A new report indicates a high level of consumer dissatisfaction with home care providers for overcharging, sending out inadequately trained workers and failing to communicate.
“The data from this research indicates that the government is giving home care package licences to companies with no expertise in delivering aged care services,” the Aged Care Matters report, based on the experiences of 40 home care recipients and their carers, said.
“Participants described these providers as delivering poor quality services, primarily due to a high turnover of inexperienced and poorly trained staff.”
Names have been passed on to the aged care minister Ken Wyatt – who commissioned the study – the health department and the aged care royal commission, the report says.
Only providers which could demonstrate expertise in aged care, employ qualified staff and provide ongoing training should be given licenses, respondents said.
Lead researcher Sarah Russell said self-management, or the use of a “broker”, may be the best option for those who are capable of managing their own HCP or who have strong family support.
“If you’re a frail older person on your own I certainly don’t recommend it … but some of the relatives are saying ‘I’m basically the case manager anyway’,” she told Community Care Review.
“Some of them have moved into self-managed packages and they’re so much much happier.”
Respondents objected to “obscene profits” and said it was unreasonable for a large percentage of a HCP to end up in “providers’ pockets”. The report found charges ranged from nine to 53 per cent.
In one case study a provider charged $607, or 51.56 per cent of a level 2 package, in case management and administration fees for a service valued at $130. 51.56 per cent.
The report also found consumers are unhappy with fixed rates for case management, with one client charged more than $600 a month despite not having a case manager.
Some clients chose to privately fund care rather than get a level 2 package, and some paid so much in administration costs that they ended up with less than 10 hours of a level 4.
“This may indicate differences in the health needs of the older person and the complexity of providing case management. Alternatively, it may suggest overcharging,” Russell writes.
Consumers also want it to be mandatory to be given a schedule of fees before signing a Home Care Agreement. Although this is expected, not all providers currently do it, the report says.
The report also echoed concerns, recently expressed by commissioners at the Royal Commission into Aged Care Quality and Safety, that some providers are failing to publish pricing information, despite being directed to do so by the government.
Among recalcitrant providers “some “with the highest case management and administration fees”, the report says.
Respondents identified case managers as integral in the quality of services and said they should be specifically trained in person-centered and consumer-directed care.
“A case manager who explained entitlements, was easy to contact and met regularly with recipients to ensure the services were meeting their needs was described as ‘a good case manager’,” the report said.
“Participants appreciated case managers who listened to the older person and their families, understood their needs and matched them with compatible support workers.”
The report also identified concern that support workers hadn’t been trained to care for people with dementia and that some training had only been done online.
However, despite the criticism of providers, described home care was described as “a godsend” which made it possible to avoid moving into residential care.
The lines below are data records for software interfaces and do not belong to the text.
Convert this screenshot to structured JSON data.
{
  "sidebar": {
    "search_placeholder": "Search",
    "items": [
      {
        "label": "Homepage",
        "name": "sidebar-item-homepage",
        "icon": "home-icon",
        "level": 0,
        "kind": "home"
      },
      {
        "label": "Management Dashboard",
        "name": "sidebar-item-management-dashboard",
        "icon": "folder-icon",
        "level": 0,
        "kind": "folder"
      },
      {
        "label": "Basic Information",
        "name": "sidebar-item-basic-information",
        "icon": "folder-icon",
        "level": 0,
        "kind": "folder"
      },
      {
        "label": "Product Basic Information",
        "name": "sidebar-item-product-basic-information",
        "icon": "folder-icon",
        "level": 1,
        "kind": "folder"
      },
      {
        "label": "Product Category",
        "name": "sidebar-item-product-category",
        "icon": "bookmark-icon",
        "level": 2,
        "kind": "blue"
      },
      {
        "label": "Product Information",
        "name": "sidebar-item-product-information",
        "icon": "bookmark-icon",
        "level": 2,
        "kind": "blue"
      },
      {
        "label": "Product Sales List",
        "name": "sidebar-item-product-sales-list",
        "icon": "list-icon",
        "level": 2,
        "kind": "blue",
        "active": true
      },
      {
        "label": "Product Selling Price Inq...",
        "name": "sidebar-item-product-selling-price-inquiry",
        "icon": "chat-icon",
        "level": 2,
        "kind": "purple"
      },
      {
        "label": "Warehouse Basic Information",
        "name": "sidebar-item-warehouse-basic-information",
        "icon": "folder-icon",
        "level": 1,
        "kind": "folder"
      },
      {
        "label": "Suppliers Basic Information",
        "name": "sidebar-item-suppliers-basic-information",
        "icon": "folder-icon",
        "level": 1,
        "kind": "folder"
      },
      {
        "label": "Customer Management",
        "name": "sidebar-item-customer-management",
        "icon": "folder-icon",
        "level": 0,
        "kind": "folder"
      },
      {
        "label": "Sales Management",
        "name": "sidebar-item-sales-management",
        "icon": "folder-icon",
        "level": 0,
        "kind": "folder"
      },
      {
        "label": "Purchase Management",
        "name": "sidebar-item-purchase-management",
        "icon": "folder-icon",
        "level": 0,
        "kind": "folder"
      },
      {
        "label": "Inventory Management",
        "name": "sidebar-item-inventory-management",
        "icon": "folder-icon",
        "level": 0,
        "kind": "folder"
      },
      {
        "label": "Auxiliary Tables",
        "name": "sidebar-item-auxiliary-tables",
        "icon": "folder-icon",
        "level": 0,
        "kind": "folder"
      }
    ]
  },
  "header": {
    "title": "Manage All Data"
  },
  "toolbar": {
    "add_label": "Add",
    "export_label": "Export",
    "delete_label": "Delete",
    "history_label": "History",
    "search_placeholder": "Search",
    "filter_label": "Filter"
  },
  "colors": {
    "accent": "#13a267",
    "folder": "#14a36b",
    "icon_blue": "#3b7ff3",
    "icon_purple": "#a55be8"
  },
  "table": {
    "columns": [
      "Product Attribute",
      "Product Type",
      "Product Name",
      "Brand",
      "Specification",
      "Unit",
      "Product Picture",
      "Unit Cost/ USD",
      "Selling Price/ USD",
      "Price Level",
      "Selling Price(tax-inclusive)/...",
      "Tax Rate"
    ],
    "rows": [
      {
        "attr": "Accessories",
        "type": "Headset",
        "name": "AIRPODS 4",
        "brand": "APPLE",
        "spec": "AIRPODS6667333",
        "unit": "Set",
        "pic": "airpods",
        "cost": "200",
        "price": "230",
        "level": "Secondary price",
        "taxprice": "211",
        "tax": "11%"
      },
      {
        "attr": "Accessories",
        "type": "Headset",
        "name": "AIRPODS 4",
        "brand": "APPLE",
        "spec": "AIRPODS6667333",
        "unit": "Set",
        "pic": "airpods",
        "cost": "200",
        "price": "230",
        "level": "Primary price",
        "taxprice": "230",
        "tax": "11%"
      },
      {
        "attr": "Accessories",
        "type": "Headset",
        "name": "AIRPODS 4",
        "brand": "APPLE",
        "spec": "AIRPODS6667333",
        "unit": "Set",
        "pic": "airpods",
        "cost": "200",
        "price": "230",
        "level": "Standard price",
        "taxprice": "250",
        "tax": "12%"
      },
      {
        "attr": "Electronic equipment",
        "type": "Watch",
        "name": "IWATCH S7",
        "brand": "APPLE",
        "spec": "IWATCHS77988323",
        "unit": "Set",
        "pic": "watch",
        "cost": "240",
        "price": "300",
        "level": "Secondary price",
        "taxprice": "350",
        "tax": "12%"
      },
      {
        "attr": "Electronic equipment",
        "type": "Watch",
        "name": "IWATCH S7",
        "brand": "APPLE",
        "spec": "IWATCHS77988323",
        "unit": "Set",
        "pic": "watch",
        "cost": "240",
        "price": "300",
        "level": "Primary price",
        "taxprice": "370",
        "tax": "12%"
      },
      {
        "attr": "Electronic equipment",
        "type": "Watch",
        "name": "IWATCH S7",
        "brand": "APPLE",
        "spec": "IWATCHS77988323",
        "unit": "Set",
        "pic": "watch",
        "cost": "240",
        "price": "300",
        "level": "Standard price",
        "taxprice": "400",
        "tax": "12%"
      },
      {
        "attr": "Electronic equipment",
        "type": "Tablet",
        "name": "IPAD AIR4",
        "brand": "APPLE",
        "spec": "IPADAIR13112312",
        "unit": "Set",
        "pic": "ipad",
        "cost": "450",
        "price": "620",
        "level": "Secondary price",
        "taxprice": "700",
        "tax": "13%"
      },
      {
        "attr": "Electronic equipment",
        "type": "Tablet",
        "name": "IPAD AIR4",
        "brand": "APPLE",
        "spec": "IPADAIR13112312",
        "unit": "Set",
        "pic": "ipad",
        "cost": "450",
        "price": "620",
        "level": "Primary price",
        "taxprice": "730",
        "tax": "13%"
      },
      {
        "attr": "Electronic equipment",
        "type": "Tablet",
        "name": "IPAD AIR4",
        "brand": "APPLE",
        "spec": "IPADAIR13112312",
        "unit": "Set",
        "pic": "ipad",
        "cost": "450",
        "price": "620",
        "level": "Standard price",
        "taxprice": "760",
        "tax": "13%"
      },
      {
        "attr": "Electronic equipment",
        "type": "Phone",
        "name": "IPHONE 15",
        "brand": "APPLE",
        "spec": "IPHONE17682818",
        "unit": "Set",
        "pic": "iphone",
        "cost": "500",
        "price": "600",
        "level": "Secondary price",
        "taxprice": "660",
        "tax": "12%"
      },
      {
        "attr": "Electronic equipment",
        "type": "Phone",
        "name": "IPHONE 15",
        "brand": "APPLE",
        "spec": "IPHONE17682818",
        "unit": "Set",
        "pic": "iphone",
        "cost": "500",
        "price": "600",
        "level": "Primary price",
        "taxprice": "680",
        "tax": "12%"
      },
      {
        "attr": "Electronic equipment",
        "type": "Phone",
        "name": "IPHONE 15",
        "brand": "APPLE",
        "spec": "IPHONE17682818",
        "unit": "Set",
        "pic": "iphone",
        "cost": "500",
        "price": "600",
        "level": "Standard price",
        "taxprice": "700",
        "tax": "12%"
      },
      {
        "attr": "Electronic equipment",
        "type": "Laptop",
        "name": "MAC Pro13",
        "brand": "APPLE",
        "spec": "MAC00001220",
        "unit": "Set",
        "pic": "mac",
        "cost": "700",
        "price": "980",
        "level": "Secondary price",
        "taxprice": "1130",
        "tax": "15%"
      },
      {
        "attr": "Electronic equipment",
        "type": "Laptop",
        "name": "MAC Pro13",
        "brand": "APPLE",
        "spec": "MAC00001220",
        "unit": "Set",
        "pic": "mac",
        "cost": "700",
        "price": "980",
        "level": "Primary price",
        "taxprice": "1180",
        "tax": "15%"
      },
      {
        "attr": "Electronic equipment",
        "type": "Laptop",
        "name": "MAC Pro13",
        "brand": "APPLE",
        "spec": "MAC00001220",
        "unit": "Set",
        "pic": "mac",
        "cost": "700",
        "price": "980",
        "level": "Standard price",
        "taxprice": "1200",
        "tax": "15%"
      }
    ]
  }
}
“Without the government subsidy, many older people would be unable to remain in their own homes,” Russell said.
Contributing to unspent funds
Russell says one woman with early onset dementia ended up in residential care at the age of 61 after a bad experience with a provider, which had no experience in aged care and sent out different staff every day.
“In the end her partner was so beside herself that they ended up not using her package,” she said.
“They had $30,000 left in their account because the provider couldn’t offer them what they needed, which was people with dementia training, someone older or in the LBGTQI community.
The government and providers need to consider whether experiences like this are contributing to the problem of unspent funds, Russell says.
“Are they saving it for maintenance of their house down the track, or are they not using it because the service is so bad?”
Working towards improvement
Industry peaks said the home care sector is working towards improvement with the government and consumer groups.
However LASA CEO Sean Rooney said the small, qualitative study couldn’t be applied to everyone getting home care.
“A more robust picture of home care performance is provided by looking at a range of other satisfaction surveys which find around 80 to 90 per cent of people are satisfied, including a 2017 qualitative study commissioned by the Department of Health and an earlier Australian Bureau of Statistics survey,” he said.
He added while administration and case management fees were an issue for consumers, there reflected the costs of managing complex client needs.
ACSA CEO Pat Sparrow said pricing transparency was a major area of concern.
“ACSA has been very involved in working with all stakeholders to develop pricing transparency information which will be available to support consumers make informed decisions about their package,” she said.
Problems identified in the report
- Unable to access reliable information
- High fees
- Unclear financial statements
- No benchmark for costs (e.g. hourly rates)
- Lack of audits
- Poor quality of some services
- Poor communication
- Staffing issues
- Inadequate training
- Insufficient numbers of staff
- High turnover of case managers and support workers
- Ineffective complaints system
- Policy of full cost recovery